* Problem description *
From the material below, return every line that includes "label".

* Information shown *

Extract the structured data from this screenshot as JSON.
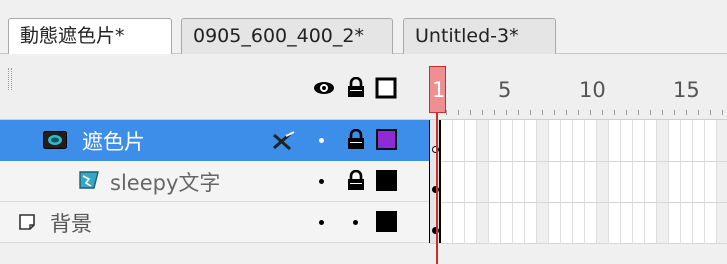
{
  "tabs": [
    {
      "label": "動態遮色片*",
      "active": true
    },
    {
      "label": "0905_600_400_2*",
      "active": false
    },
    {
      "label": "Untitled-3*",
      "active": false
    }
  ],
  "header_icons": [
    "eye-icon",
    "lock-icon",
    "outline-icon"
  ],
  "layers": [
    {
      "name": "遮色片",
      "type": "mask",
      "selected": true,
      "color": "#8e2bd6",
      "indented": false
    },
    {
      "name": "sleepy文字",
      "type": "masked",
      "selected": false,
      "color": "#000000",
      "indented": true
    },
    {
      "name": "背景",
      "type": "normal",
      "selected": false,
      "color": "#000000",
      "indented": false
    }
  ],
  "timeline": {
    "frame_numbers": [
      "1",
      "5",
      "10",
      "15"
    ],
    "current_frame": "1"
  },
  "colors": {
    "selection": "#3d8ee8",
    "playhead": "#d12a2a"
  }
}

* Response area *
      "label": "動態遮色片*",
      "label": "0905_600_400_2*",
      "label": "Untitled-3*",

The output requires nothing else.